Are you worried yet? Have you done something that now you are a little concerned that somebody, somewhere has recorded it, but at least so far has no reason to use it against you? Have you been to any "questionable" websites lately, or maybe on a regular basis? Do you use an online alias under the erroneous assumption that no one really knows who you are? Don't count on it. Do you post anonymously on forums and blogs, or do a little bit of online gambling, all the while being confident that it is just your little secret? Unless you are a true black hat operator, you are not fooling anyone. Your tracks are sitting on your computer, in worldwide web routers, in your employer's nightly tape backup, maybe on your flash drive, and any number of other places. Maybe it's time to do a total system restore with a hard drive format, but even that can be "undone" if investigators know what they are searching for. Maybe you should just buy a new computer and trash the old one; that way all traces are gone - like melting down the murder weapon.

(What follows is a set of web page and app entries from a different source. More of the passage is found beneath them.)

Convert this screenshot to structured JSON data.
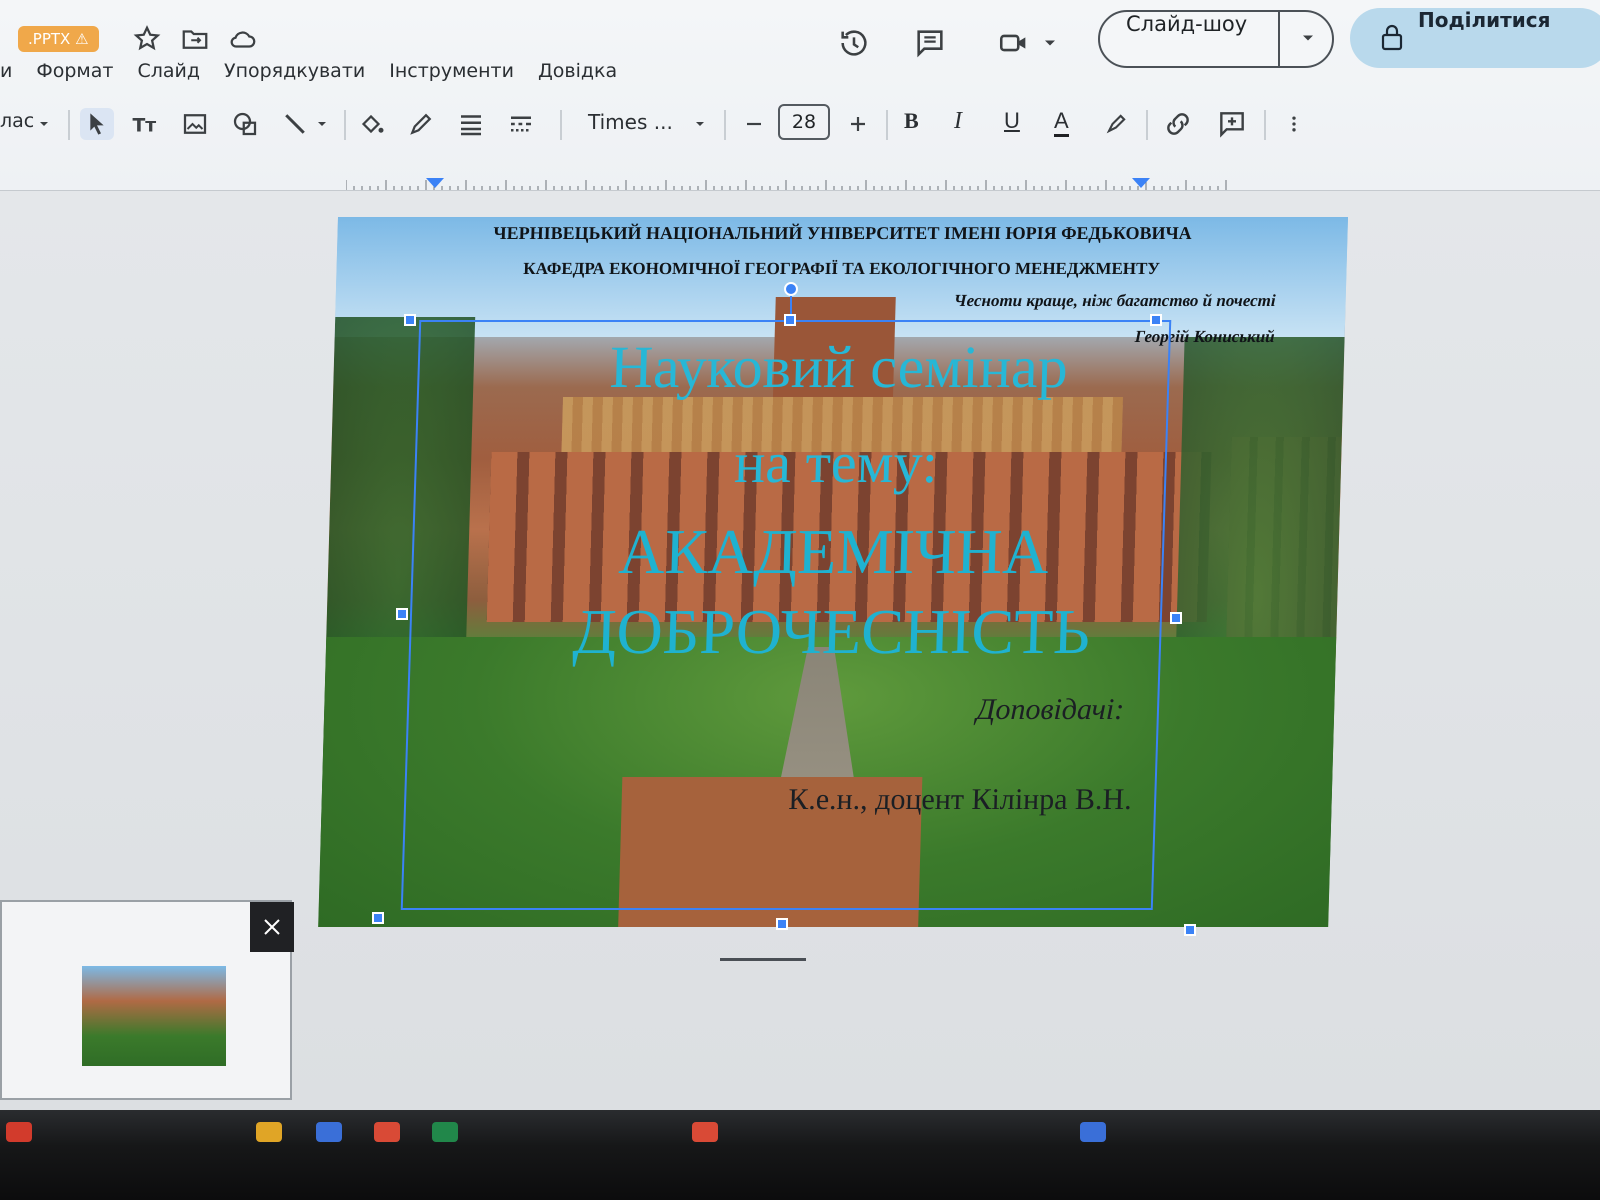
{
  "file_badge": ".PPTX",
  "menu": {
    "partial_first": "и",
    "items": [
      "Формат",
      "Слайд",
      "Упорядкувати",
      "Інструменти",
      "Довідка"
    ]
  },
  "header": {
    "slideshow_label": "Слайд-шоу",
    "share_label": "Поділитися"
  },
  "toolbar": {
    "partial_label": "лас",
    "font_name": "Times ...",
    "font_size": "28",
    "bold": "B",
    "italic": "I",
    "underline": "U",
    "text_color": "A"
  },
  "slide": {
    "university": "ЧЕРНІВЕЦЬКИЙ НАЦІОНАЛЬНИЙ УНІВЕРСИТЕТ ІМЕНІ ЮРІЯ ФЕДЬКОВИЧА",
    "department": "КАФЕДРА ЕКОНОМІЧНОЇ ГЕОГРАФІЇ ТА ЕКОЛОГІЧНОГО МЕНЕДЖМЕНТУ",
    "quote": "Чесноти краще, ніж багатство й почесті",
    "quote_author": "Георгій Кониський",
    "title_line1": "Науковий семінар",
    "title_line2": "на тему:",
    "title_line3": "АКАДЕМІЧНА",
    "title_line4": "ДОБРОЧЕСНІСТЬ",
    "speaker_label": "Доповідачі:",
    "speaker": "К.е.н., доцент Кілінра В.Н."
  },
  "colors": {
    "accent": "#3b82f6",
    "title_text": "#27b7d6",
    "share_button": "#b9d9ec",
    "pptx_badge": "#f0a84a"
  }
}
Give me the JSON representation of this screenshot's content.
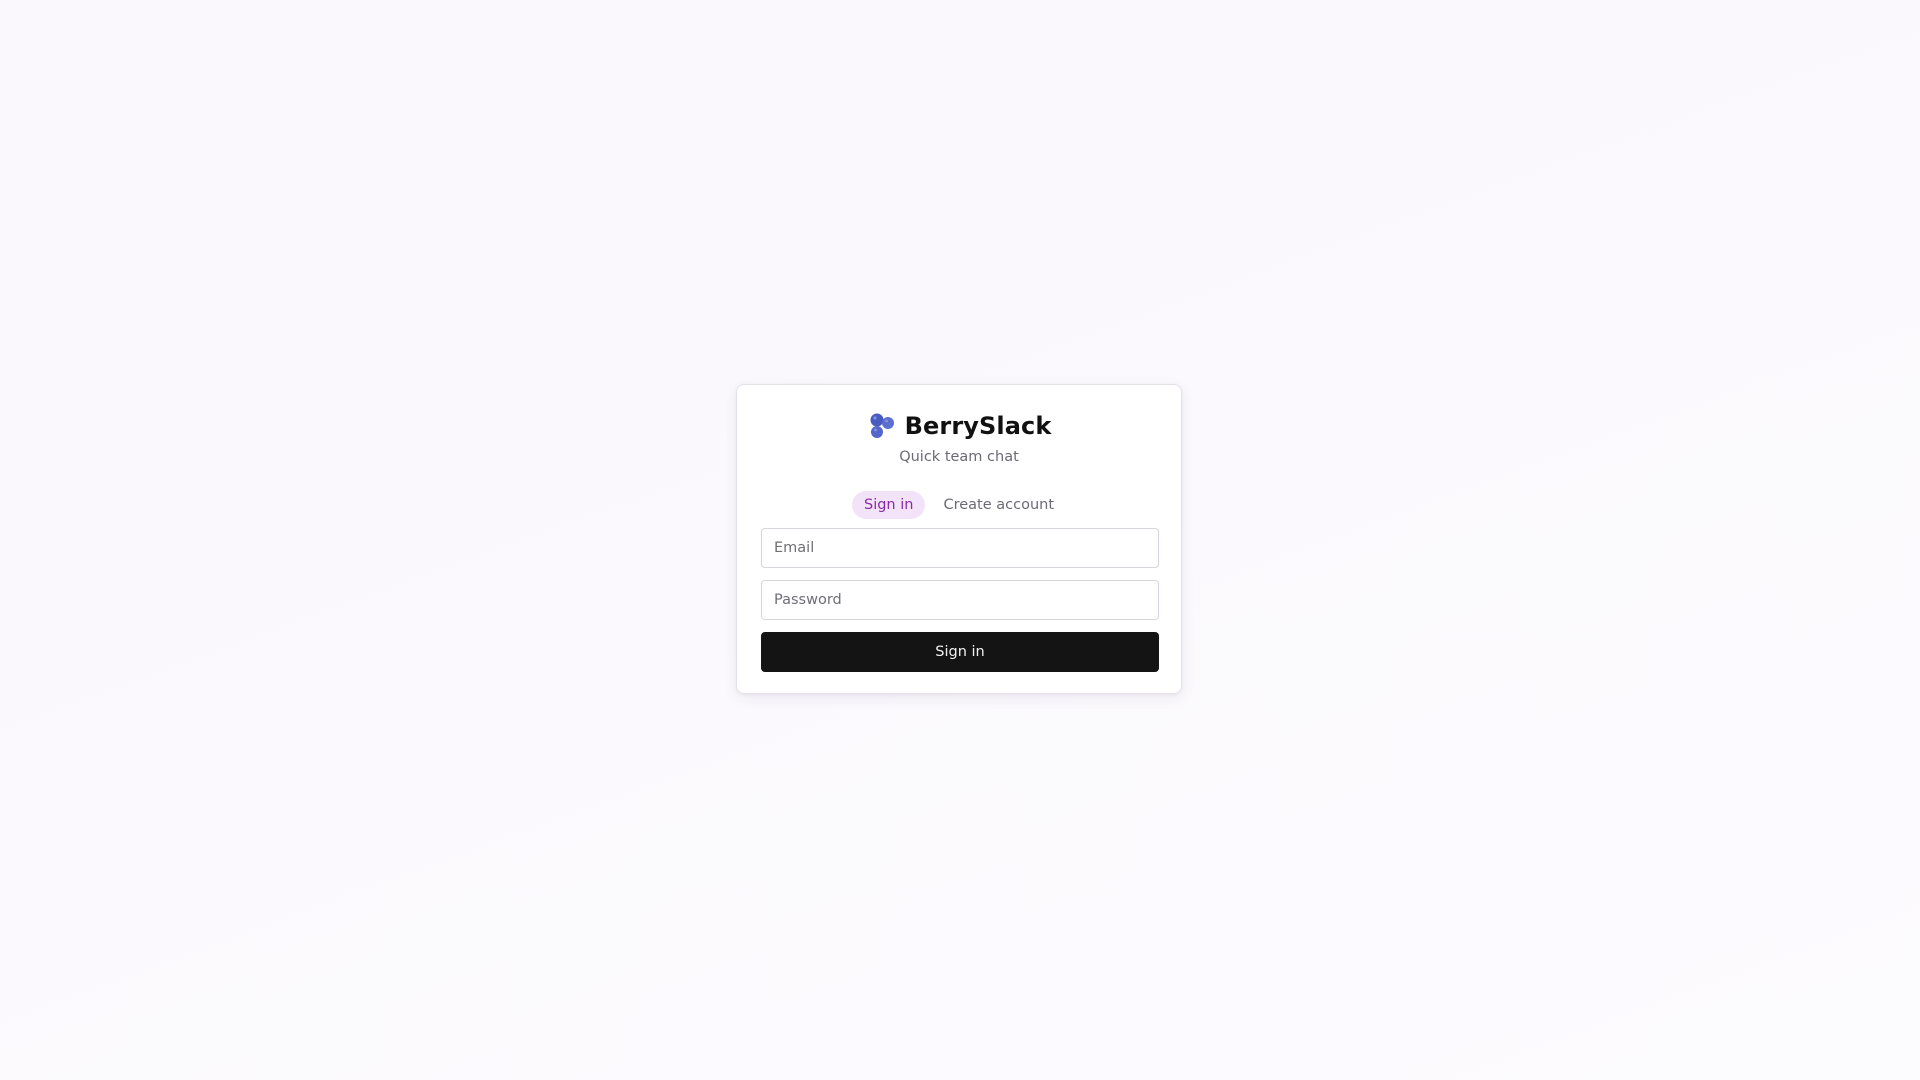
{
  "app": {
    "name": "BerrySlack",
    "tagline": "Quick team chat",
    "logo_icon": "blueberry-icon",
    "colors": {
      "accent": "#8b2aa8",
      "accent_bg": "#f3e3f8",
      "berry": "#4f5fc4",
      "button": "#141414"
    }
  },
  "auth": {
    "tabs": [
      {
        "label": "Sign in",
        "active": true
      },
      {
        "label": "Create account",
        "active": false
      }
    ],
    "email": {
      "placeholder": "Email",
      "value": ""
    },
    "password": {
      "placeholder": "Password",
      "value": ""
    },
    "submit_label": "Sign in"
  }
}
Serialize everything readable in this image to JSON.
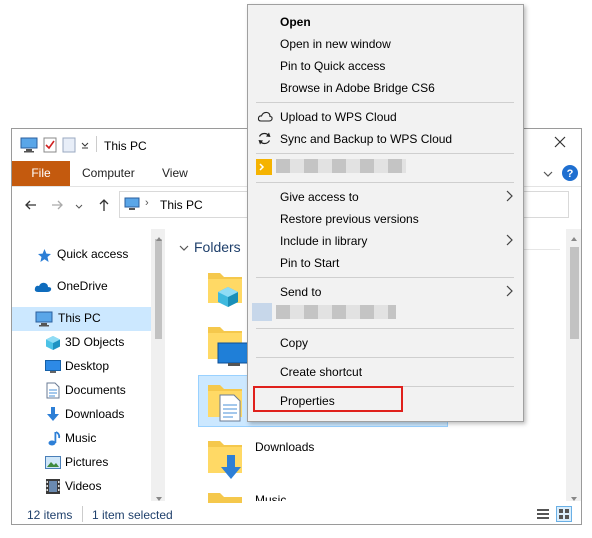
{
  "window": {
    "title": "This PC",
    "ribbon_tabs": [
      "File",
      "Computer",
      "View"
    ],
    "address": "This PC",
    "sidebar": [
      {
        "label": "Quick access",
        "icon": "star-icon"
      },
      {
        "label": "OneDrive",
        "icon": "cloud-icon"
      },
      {
        "label": "This PC",
        "icon": "computer-icon"
      },
      {
        "label": "3D Objects",
        "icon": "cube-icon"
      },
      {
        "label": "Desktop",
        "icon": "desktop-icon"
      },
      {
        "label": "Documents",
        "icon": "documents-icon"
      },
      {
        "label": "Downloads",
        "icon": "download-icon"
      },
      {
        "label": "Music",
        "icon": "music-icon"
      },
      {
        "label": "Pictures",
        "icon": "pictures-icon"
      },
      {
        "label": "Videos",
        "icon": "videos-icon"
      }
    ],
    "section_header": "Folders",
    "folder_labels": [
      "Downloads",
      "Music"
    ],
    "status": {
      "count": "12 items",
      "selected": "1 item selected"
    }
  },
  "menu": {
    "items": [
      "Open",
      "Open in new window",
      "Pin to Quick access",
      "Browse in Adobe Bridge CS6",
      "Upload to WPS Cloud",
      "Sync and Backup to WPS Cloud",
      "Give access to",
      "Restore previous versions",
      "Include in library",
      "Pin to Start",
      "Send to",
      "Copy",
      "Create shortcut",
      "Properties"
    ]
  },
  "colors": {
    "accent": "#c45a0e",
    "highlight": "#e0201c",
    "selection": "#cce8ff",
    "help": "#1f6fd0"
  }
}
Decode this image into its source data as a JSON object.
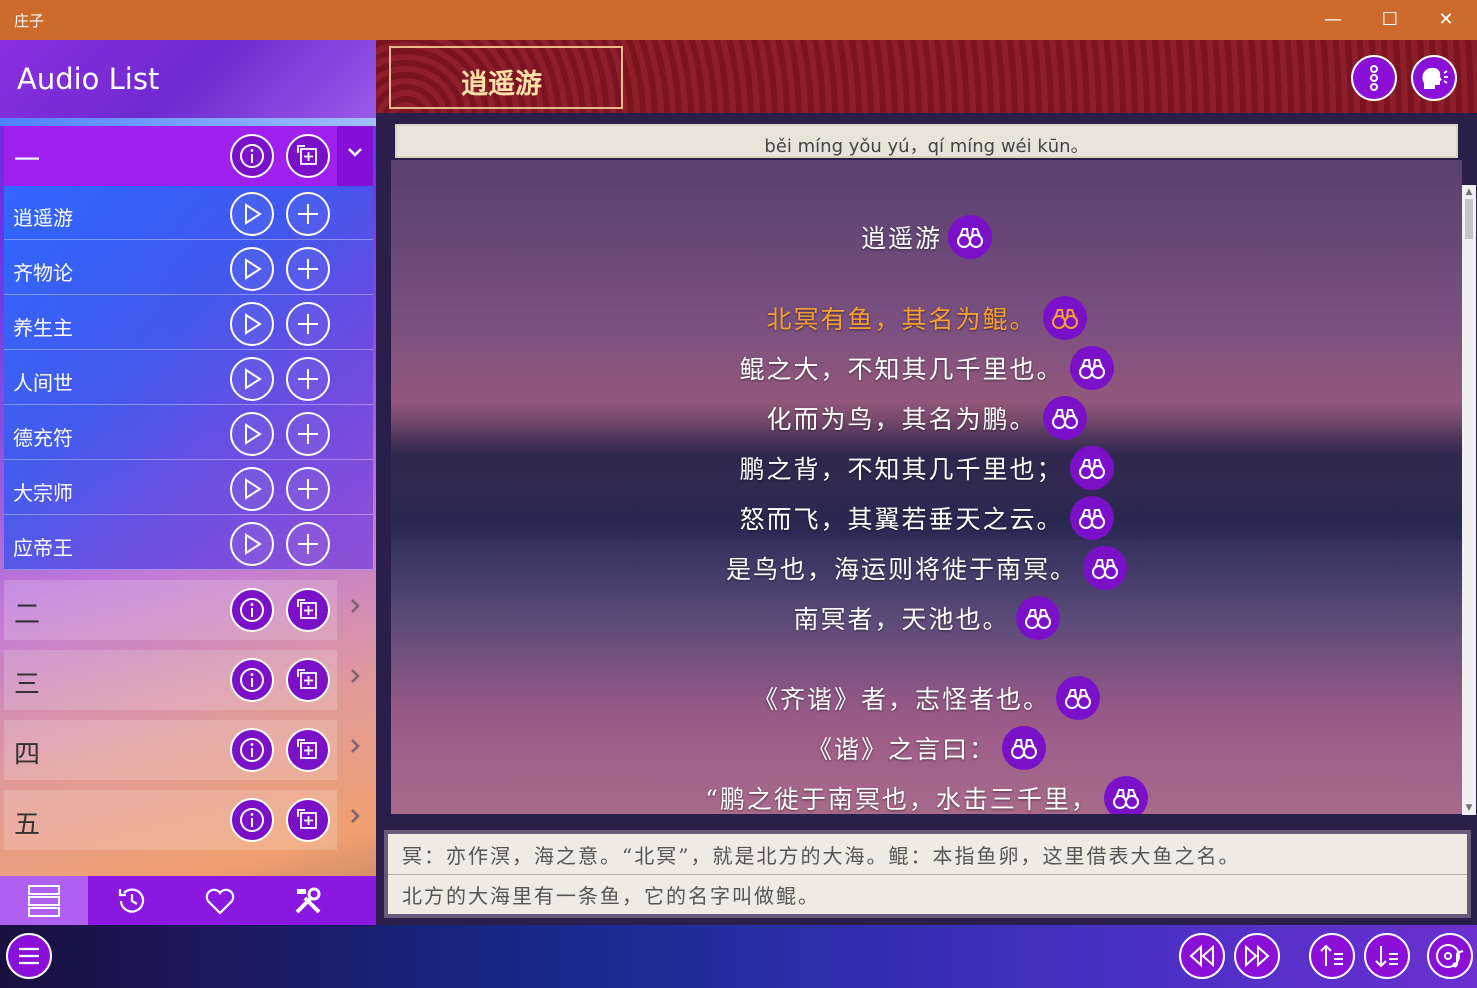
{
  "window": {
    "title": "庄子",
    "minimize": "—",
    "maximize": "☐",
    "close": "✕"
  },
  "sidebar": {
    "title": "Audio List",
    "groups": [
      {
        "label": "一",
        "expanded": true
      },
      {
        "label": "二",
        "expanded": false
      },
      {
        "label": "三",
        "expanded": false
      },
      {
        "label": "四",
        "expanded": false
      },
      {
        "label": "五",
        "expanded": false
      }
    ],
    "items": [
      "逍遥游",
      "齐物论",
      "养生主",
      "人间世",
      "德充符",
      "大宗师",
      "应帝王"
    ]
  },
  "chapter": {
    "title": "逍遥游"
  },
  "pinyin": "běi míng yǒu yú，qí míng wéi kūn。",
  "lines": [
    {
      "text": "逍遥游",
      "highlight": false
    },
    {
      "text": "北冥有鱼，其名为鲲。",
      "highlight": true
    },
    {
      "text": "鲲之大，不知其几千里也。",
      "highlight": false
    },
    {
      "text": "化而为鸟，其名为鹏。",
      "highlight": false
    },
    {
      "text": "鹏之背，不知其几千里也；",
      "highlight": false
    },
    {
      "text": "怒而飞，其翼若垂天之云。",
      "highlight": false
    },
    {
      "text": "是鸟也，海运则将徙于南冥。",
      "highlight": false
    },
    {
      "text": "南冥者，天池也。",
      "highlight": false
    },
    {
      "text": "《齐谐》者，志怪者也。",
      "highlight": false
    },
    {
      "text": "《谐》之言曰：",
      "highlight": false
    },
    {
      "text": "“鹏之徙于南冥也，水击三千里，",
      "highlight": false
    }
  ],
  "notes": {
    "annotation": "冥：亦作溟，海之意。“北冥”，就是北方的大海。鲲：本指鱼卵，这里借表大鱼之名。",
    "translation": "北方的大海里有一条鱼，它的名字叫做鲲。"
  },
  "colors": {
    "accent": "#8a10d8",
    "highlight": "#f5a030",
    "titlebar": "#cd6b2c"
  }
}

Now we have people volunteering to have RFID chips implanted, similar to the ones the animal shelter injects into adopted cats and dogs. In February of this year (2008), a New Jersey policeman became the first reported case of a person being saved due to having an RFID tag implant with his medical history in it. Given enough time, maybe through force as a part being eligible for treatment under the seemingly inevitable socialized health care system that is coming to America (and already implemented in most other countries), we might all be sporting an RFID chip. Operational ranges for the devices are increasing all the time so that a near field scan will no longer be necessary. That means setting up monitoring points as an integral part of store checkout lines, taxi cab meters, bus and train portals, vending machines, parking meters, and bathrooms, not to mention the other locations previously mentioned. The difference is that now you can personally be associated with buying those cigarettes even though you use cash, or maybe it will be a couple Snickers bars when you are a diagnosed diabetic. Wait until your government-assigned physician learns about that! Undergoing therapy for a gambling addiction and trying to buy a lottery ticket or a deck of cards? You're busted! Trying to buy more gasoline than your personal carbon footprint quota allows for? You're busted!
Who can you blame for what exists now and what is being developed for the future? Why, maybe that trite old saying about three fingers pointing back at yourself when pointing the index finger at someone else really does have some merit. After all, as I stated in the beginning, if you have in any way helped to develop or deploy the technology, you have essentially given up your right to abstain from self-incrimination in a court of law. Nice going.That Cell Phone In Your Hand Is A Tracking Device
Chips: High-Tech Aids or Tools for Big Brother?
Lawyers Using E-ZPass to Expose Adulterous Spouses
New Jersey Motorcycle Officer Loses Leg Following Crash
Posted March 6, 2008